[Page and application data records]
--- --- ---
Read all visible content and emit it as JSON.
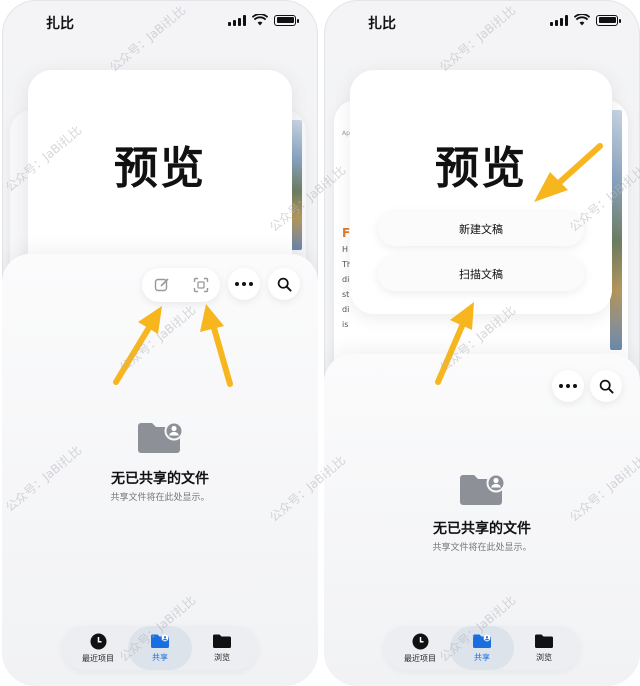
{
  "left": {
    "status": {
      "time": "扎比"
    },
    "preview_title": "预览",
    "empty": {
      "title": "无已共享的文件",
      "subtitle": "共享文件将在此处显示。"
    },
    "tabs": [
      {
        "label": "最近项目",
        "icon": "clock-icon"
      },
      {
        "label": "共享",
        "icon": "shared-folder-icon",
        "active": true
      },
      {
        "label": "浏览",
        "icon": "folder-icon"
      }
    ],
    "toolbar_icons": [
      "compose-icon",
      "scan-icon",
      "more-icon",
      "search-icon"
    ]
  },
  "right": {
    "status": {
      "time": "扎比"
    },
    "preview_title": "预览",
    "menu": {
      "new_doc": "新建文稿",
      "scan_doc": "扫描文稿"
    },
    "doc_peek": {
      "heading": "F",
      "lines": [
        "H",
        "Th",
        "di",
        "st",
        "di",
        "is"
      ],
      "top_text": "Ap"
    },
    "empty": {
      "title": "无已共享的文件",
      "subtitle": "共享文件将在此处显示。"
    },
    "tabs": [
      {
        "label": "最近项目",
        "icon": "clock-icon"
      },
      {
        "label": "共享",
        "icon": "shared-folder-icon",
        "active": true
      },
      {
        "label": "浏览",
        "icon": "folder-icon"
      }
    ]
  },
  "watermark": "公众号：JaBi扎比",
  "colors": {
    "arrow": "#f7b51e",
    "accent": "#1a6fe0",
    "folder": "#8e9097"
  }
}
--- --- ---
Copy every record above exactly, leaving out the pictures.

## Response box
Read all visible content and emit it as JSON.
{
  "left": {
    "status": {
      "time": "扎比"
    },
    "preview_title": "预览",
    "empty": {
      "title": "无已共享的文件",
      "subtitle": "共享文件将在此处显示。"
    },
    "tabs": [
      {
        "label": "最近项目",
        "icon": "clock-icon"
      },
      {
        "label": "共享",
        "icon": "shared-folder-icon",
        "active": true
      },
      {
        "label": "浏览",
        "icon": "folder-icon"
      }
    ],
    "toolbar_icons": [
      "compose-icon",
      "scan-icon",
      "more-icon",
      "search-icon"
    ]
  },
  "right": {
    "status": {
      "time": "扎比"
    },
    "preview_title": "预览",
    "menu": {
      "new_doc": "新建文稿",
      "scan_doc": "扫描文稿"
    },
    "doc_peek": {
      "heading": "F",
      "lines": [
        "H",
        "Th",
        "di",
        "st",
        "di",
        "is"
      ],
      "top_text": "Ap"
    },
    "empty": {
      "title": "无已共享的文件",
      "subtitle": "共享文件将在此处显示。"
    },
    "tabs": [
      {
        "label": "最近项目",
        "icon": "clock-icon"
      },
      {
        "label": "共享",
        "icon": "shared-folder-icon",
        "active": true
      },
      {
        "label": "浏览",
        "icon": "folder-icon"
      }
    ]
  },
  "watermark": "公众号：JaBi扎比",
  "colors": {
    "arrow": "#f7b51e",
    "accent": "#1a6fe0",
    "folder": "#8e9097"
  }
}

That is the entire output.